BALTIMORE — Romance scams have nearly doubled this year, according to the FBI.
The holidays coupled with the pandemic have many people feeling lonely. Dating sites help singles connect, but it's not always who you think it is.
A Montgomery County man thought he was in a relationship with a woman named Brandy Bowens, instead, he lost $15,000 in a romance scam.
"It’s like there are claws in you that you can't seem to get out," he said.
He didn't want to be identified but wants to warn others about how his five-year relationship ended in financial ruin.
"It's hard. I lost the money and it messed up everything in a financial way for me, trying to build my credit back, just so much that that has screwed up for me," he said.

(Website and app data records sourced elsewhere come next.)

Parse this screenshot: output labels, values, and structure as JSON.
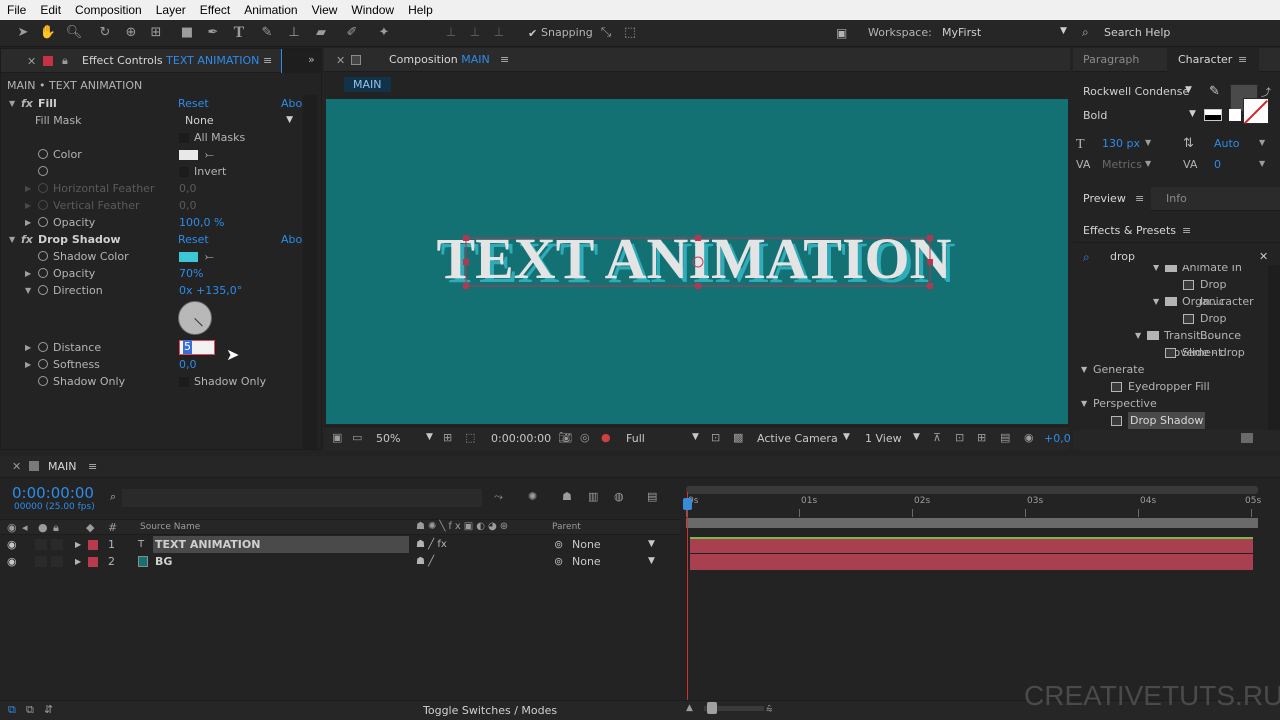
{
  "menu": [
    "File",
    "Edit",
    "Composition",
    "Layer",
    "Effect",
    "Animation",
    "View",
    "Window",
    "Help"
  ],
  "toolbar": {
    "snapping_label": "Snapping",
    "workspace_label": "Workspace:",
    "workspace_value": "MyFirst",
    "search_help": "Search Help"
  },
  "effect_controls": {
    "tab_prefix": "Effect Controls",
    "tab_layer": "TEXT ANIMATION",
    "breadcrumb": "MAIN • TEXT ANIMATION",
    "reset": "Reset",
    "about": "Abo",
    "fill": {
      "name": "Fill",
      "fill_mask_label": "Fill Mask",
      "fill_mask_value": "None",
      "all_masks": "All Masks",
      "color_label": "Color",
      "invert": "Invert",
      "h_feather_label": "Horizontal Feather",
      "h_feather_value": "0,0",
      "v_feather_label": "Vertical Feather",
      "v_feather_value": "0,0",
      "opacity_label": "Opacity",
      "opacity_value": "100,0 %"
    },
    "drop_shadow": {
      "name": "Drop Shadow",
      "shadow_color_label": "Shadow Color",
      "opacity_label": "Opacity",
      "opacity_value": "70%",
      "direction_label": "Direction",
      "direction_value": "0x +135,0°",
      "distance_label": "Distance",
      "distance_value": "5",
      "softness_label": "Softness",
      "softness_value": "0,0",
      "shadow_only_label": "Shadow Only",
      "shadow_only_checkbox": "Shadow Only"
    }
  },
  "composition": {
    "tab_prefix": "Composition",
    "tab_name": "MAIN",
    "comp_chip": "MAIN",
    "canvas_text": "TEXT ANIMATION",
    "zoom": "50%",
    "timecode": "0:00:00:00",
    "resolution": "Full",
    "camera": "Active Camera",
    "views": "1 View",
    "exposure": "+0,0"
  },
  "right_panels": {
    "paragraph_tab": "Paragraph",
    "character_tab": "Character",
    "font": "Rockwell Condense",
    "style": "Bold",
    "size": "130 px",
    "leading": "Auto",
    "kerning": "Metrics",
    "tracking": "0",
    "preview_tab": "Preview",
    "info_tab": "Info",
    "effects_tab": "Effects & Presets",
    "search_value": "drop",
    "tree": [
      {
        "label": "Animate In",
        "indent": 4,
        "type": "folder-open"
      },
      {
        "label": "Drop In...racter",
        "indent": 5,
        "type": "preset"
      },
      {
        "label": "Organic",
        "indent": 4,
        "type": "folder-open"
      },
      {
        "label": "Drop Bounce",
        "indent": 5,
        "type": "preset"
      },
      {
        "label": "Transit... - Movement",
        "indent": 3,
        "type": "folder-open"
      },
      {
        "label": "Slide - drop",
        "indent": 4,
        "type": "preset"
      },
      {
        "label": "Generate",
        "indent": 0,
        "type": "category"
      },
      {
        "label": "Eyedropper Fill",
        "indent": 1,
        "type": "effect"
      },
      {
        "label": "Perspective",
        "indent": 0,
        "type": "category"
      },
      {
        "label": "Drop Shadow",
        "indent": 1,
        "type": "effect-selected"
      }
    ]
  },
  "timeline": {
    "tab": "MAIN",
    "timecode": "0:00:00:00",
    "fps": "00000 (25.00 fps)",
    "col_num": "#",
    "col_source": "Source Name",
    "col_parent": "Parent",
    "ruler": [
      "0s",
      "01s",
      "02s",
      "03s",
      "04s",
      "05s"
    ],
    "layers": [
      {
        "num": "1",
        "name": "TEXT ANIMATION",
        "parent": "None",
        "color": "#b83a4c"
      },
      {
        "num": "2",
        "name": "BG",
        "parent": "None",
        "color": "#b83a4c"
      }
    ],
    "toggle": "Toggle Switches / Modes",
    "watermark": "CREATIVETUTS.RU"
  },
  "colors": {
    "comp_bg": "#137173",
    "text_fill": "#e4e4e4",
    "shadow": "#3dc6d6",
    "accent_blue": "#2d8ceb",
    "layer_bar": "#a8404f"
  }
}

His better judgment took a back seat when he was asked to be the go-between for the woman's art business. The FBI later informed him that he was involved in a money-laundering operation.
"That's a huge problem and continues to be a problem," said Supervisory Special Agent Keith Custer with the FBI Baltimore field office.
Custer estimates that romance scams are up 30 to 50 percent. It's also one of the highest dollar value scams, and victims rarely get their money back.
Custer is warning anyone with an online dating profile to research the person's photo and profile. Start by doing a reverse google image search, and look for scammers to make up excuses on why they can't meet in-person or video chat.
"Saying my phone is broke or my camera doesn’t work," the Montgomery County man said.
And never send money to anyone you don't know personally.
"More people are being isolated and are online looking for companionship, so naturally that fraud and those scams are going to continue," said Custer.
If you think you might be a victim of a romance scam, contact your local FBI office or file a report online.
This story was first reported by Mallory Sofastaii at WMAR in Baltimore, Maryland.